• Exercise details:
Return the entries in full, exactly as written.

• Working data:

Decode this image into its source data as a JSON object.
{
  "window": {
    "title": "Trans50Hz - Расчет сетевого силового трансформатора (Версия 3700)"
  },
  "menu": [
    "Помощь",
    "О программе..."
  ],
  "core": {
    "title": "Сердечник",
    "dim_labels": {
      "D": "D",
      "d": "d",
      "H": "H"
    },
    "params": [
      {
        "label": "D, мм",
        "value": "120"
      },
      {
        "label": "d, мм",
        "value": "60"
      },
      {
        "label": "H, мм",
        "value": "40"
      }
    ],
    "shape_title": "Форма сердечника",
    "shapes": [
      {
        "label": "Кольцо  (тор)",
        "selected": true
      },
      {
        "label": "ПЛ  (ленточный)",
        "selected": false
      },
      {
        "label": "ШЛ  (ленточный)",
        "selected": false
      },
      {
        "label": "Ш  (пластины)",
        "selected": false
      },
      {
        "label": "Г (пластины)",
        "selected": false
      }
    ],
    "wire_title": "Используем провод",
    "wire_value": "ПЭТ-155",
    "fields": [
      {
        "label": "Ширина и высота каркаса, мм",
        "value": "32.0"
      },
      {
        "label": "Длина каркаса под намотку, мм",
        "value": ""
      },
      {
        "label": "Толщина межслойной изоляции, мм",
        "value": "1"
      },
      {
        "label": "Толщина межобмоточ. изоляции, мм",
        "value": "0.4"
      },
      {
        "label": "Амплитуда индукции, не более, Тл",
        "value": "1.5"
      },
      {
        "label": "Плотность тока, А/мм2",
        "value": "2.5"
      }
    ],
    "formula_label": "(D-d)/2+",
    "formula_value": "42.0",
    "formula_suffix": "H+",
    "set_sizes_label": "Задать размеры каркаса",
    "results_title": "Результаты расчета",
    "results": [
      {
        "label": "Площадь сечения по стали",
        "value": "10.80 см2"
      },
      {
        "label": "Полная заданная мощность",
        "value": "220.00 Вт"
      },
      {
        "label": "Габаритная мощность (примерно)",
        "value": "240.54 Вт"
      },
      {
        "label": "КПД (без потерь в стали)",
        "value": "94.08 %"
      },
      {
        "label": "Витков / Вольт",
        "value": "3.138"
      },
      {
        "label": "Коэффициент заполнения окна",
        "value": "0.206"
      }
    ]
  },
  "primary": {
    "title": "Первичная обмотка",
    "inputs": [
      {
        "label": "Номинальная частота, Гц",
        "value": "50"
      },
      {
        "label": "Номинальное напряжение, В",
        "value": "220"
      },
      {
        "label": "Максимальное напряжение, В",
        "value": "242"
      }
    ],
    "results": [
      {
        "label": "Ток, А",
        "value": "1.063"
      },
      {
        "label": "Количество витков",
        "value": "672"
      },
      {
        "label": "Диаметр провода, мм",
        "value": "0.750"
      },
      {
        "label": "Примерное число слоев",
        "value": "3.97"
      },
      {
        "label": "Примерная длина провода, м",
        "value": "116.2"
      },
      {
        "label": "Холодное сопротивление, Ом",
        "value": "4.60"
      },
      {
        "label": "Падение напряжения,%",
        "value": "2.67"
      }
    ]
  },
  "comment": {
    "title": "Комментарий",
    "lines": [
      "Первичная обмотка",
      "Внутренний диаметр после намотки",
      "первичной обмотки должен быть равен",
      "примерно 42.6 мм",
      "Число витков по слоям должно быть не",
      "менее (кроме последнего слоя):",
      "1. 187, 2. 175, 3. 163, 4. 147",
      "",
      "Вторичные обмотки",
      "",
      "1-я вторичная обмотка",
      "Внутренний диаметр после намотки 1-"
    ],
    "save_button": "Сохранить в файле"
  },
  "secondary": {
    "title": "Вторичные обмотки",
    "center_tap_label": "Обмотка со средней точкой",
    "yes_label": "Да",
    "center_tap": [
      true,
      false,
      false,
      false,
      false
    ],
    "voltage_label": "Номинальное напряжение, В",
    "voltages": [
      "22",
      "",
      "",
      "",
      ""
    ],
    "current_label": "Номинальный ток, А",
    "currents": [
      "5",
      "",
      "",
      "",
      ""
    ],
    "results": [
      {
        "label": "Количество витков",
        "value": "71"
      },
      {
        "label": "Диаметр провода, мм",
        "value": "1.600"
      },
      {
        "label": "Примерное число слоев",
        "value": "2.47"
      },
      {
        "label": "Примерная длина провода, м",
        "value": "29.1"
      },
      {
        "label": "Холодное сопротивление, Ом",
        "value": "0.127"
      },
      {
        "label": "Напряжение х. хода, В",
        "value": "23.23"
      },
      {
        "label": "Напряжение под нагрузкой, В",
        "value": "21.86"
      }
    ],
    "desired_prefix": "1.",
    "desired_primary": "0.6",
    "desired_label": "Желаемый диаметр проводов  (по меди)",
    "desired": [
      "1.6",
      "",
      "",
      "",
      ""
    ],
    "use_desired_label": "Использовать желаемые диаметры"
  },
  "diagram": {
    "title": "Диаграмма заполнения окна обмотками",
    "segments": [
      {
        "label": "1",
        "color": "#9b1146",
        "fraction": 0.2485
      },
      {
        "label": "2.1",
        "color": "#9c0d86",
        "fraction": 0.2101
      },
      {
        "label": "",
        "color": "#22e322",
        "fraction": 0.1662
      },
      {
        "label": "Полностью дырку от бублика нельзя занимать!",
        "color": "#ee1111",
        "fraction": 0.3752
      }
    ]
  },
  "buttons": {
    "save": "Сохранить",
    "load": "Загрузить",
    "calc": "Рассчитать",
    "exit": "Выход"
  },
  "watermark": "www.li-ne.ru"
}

• Completed exercise:
Decode this image into its source data as a JSON object.
{
  "window": {
    "title": "Trans50Hz - Расчет сетевого силового трансформатора (Версия 3700)"
  },
  "menu": [
    "Помощь",
    "О программе..."
  ],
  "core": {
    "title": "Сердечник",
    "dim_labels": {
      "D": "D",
      "d": "d",
      "H": "H"
    },
    "params": [
      {
        "label": "D, мм",
        "value": "120"
      },
      {
        "label": "d, мм",
        "value": "60"
      },
      {
        "label": "H, мм",
        "value": "40"
      }
    ],
    "shape_title": "Форма сердечника",
    "shapes": [
      {
        "label": "Кольцо  (тор)",
        "selected": true
      },
      {
        "label": "ПЛ  (ленточный)",
        "selected": false
      },
      {
        "label": "ШЛ  (ленточный)",
        "selected": false
      },
      {
        "label": "Ш  (пластины)",
        "selected": false
      },
      {
        "label": "Г (пластины)",
        "selected": false
      }
    ],
    "wire_title": "Используем провод",
    "wire_value": "ПЭТ-155",
    "fields": [
      {
        "label": "Ширина и высота каркаса, мм",
        "value": "32.0"
      },
      {
        "label": "Длина каркаса под намотку, мм",
        "value": ""
      },
      {
        "label": "Толщина межслойной изоляции, мм",
        "value": "1"
      },
      {
        "label": "Толщина межобмоточ. изоляции, мм",
        "value": "0.4"
      },
      {
        "label": "Амплитуда индукции, не более, Тл",
        "value": "1.5"
      },
      {
        "label": "Плотность тока, А/мм2",
        "value": "2.5"
      }
    ],
    "formula_label": "(D-d)/2+",
    "formula_value": "42.0",
    "formula_suffix": "H+",
    "set_sizes_label": "Задать размеры каркаса",
    "results_title": "Результаты расчета",
    "results": [
      {
        "label": "Площадь сечения по стали",
        "value": "10.80 см2"
      },
      {
        "label": "Полная заданная мощность",
        "value": "220.00 Вт"
      },
      {
        "label": "Габаритная мощность (примерно)",
        "value": "240.54 Вт"
      },
      {
        "label": "КПД (без потерь в стали)",
        "value": "94.08 %"
      },
      {
        "label": "Витков / Вольт",
        "value": "3.138"
      },
      {
        "label": "Коэффициент заполнения окна",
        "value": "0.206"
      }
    ]
  },
  "primary": {
    "title": "Первичная обмотка",
    "inputs": [
      {
        "label": "Номинальная частота, Гц",
        "value": "50"
      },
      {
        "label": "Номинальное напряжение, В",
        "value": "220"
      },
      {
        "label": "Максимальное напряжение, В",
        "value": "242"
      }
    ],
    "results": [
      {
        "label": "Ток, А",
        "value": "1.063"
      },
      {
        "label": "Количество витков",
        "value": "672"
      },
      {
        "label": "Диаметр провода, мм",
        "value": "0.750"
      },
      {
        "label": "Примерное число слоев",
        "value": "3.97"
      },
      {
        "label": "Примерная длина провода, м",
        "value": "116.2"
      },
      {
        "label": "Холодное сопротивление, Ом",
        "value": "4.60"
      },
      {
        "label": "Падение напряжения,%",
        "value": "2.67"
      }
    ]
  },
  "comment": {
    "title": "Комментарий",
    "lines": [
      "Первичная обмотка",
      "Внутренний диаметр после намотки",
      "первичной обмотки должен быть равен",
      "примерно 42.6 мм",
      "Число витков по слоям должно быть не",
      "менее (кроме последнего слоя):",
      "1. 187, 2. 175, 3. 163, 4. 147",
      "",
      "Вторичные обмотки",
      "",
      "1-я вторичная обмотка",
      "Внутренний диаметр после намотки 1-"
    ],
    "save_button": "Сохранить в файле"
  },
  "secondary": {
    "title": "Вторичные обмотки",
    "center_tap_label": "Обмотка со средней точкой",
    "yes_label": "Да",
    "center_tap": [
      true,
      false,
      false,
      false,
      false
    ],
    "voltage_label": "Номинальное напряжение, В",
    "voltages": [
      "22",
      "",
      "",
      "",
      ""
    ],
    "current_label": "Номинальный ток, А",
    "currents": [
      "5",
      "",
      "",
      "",
      ""
    ],
    "results": [
      {
        "label": "Количество витков",
        "value": "71"
      },
      {
        "label": "Диаметр провода, мм",
        "value": "1.600"
      },
      {
        "label": "Примерное число слоев",
        "value": "2.47"
      },
      {
        "label": "Примерная длина провода, м",
        "value": "29.1"
      },
      {
        "label": "Холодное сопротивление, Ом",
        "value": "0.127"
      },
      {
        "label": "Напряжение х. хода, В",
        "value": "23.23"
      },
      {
        "label": "Напряжение под нагрузкой, В",
        "value": "21.86"
      }
    ],
    "desired_prefix": "1.",
    "desired_primary": "0.6",
    "desired_label": "Желаемый диаметр проводов  (по меди)",
    "desired": [
      "1.6",
      "",
      "",
      "",
      ""
    ],
    "use_desired_label": "Использовать желаемые диаметры"
  },
  "diagram": {
    "title": "Диаграмма заполнения окна обмотками",
    "segments": [
      {
        "label": "1",
        "color": "#9b1146",
        "fraction": 0.2485
      },
      {
        "label": "2.1",
        "color": "#9c0d86",
        "fraction": 0.2101
      },
      {
        "label": "",
        "color": "#22e322",
        "fraction": 0.1662
      },
      {
        "label": "Полностью дырку от бублика нельзя занимать!",
        "color": "#ee1111",
        "fraction": 0.3752
      }
    ]
  },
  "buttons": {
    "save": "Сохранить",
    "load": "Загрузить",
    "calc": "Рассчитать",
    "exit": "Выход"
  },
  "watermark": "www.li-ne.ru"
}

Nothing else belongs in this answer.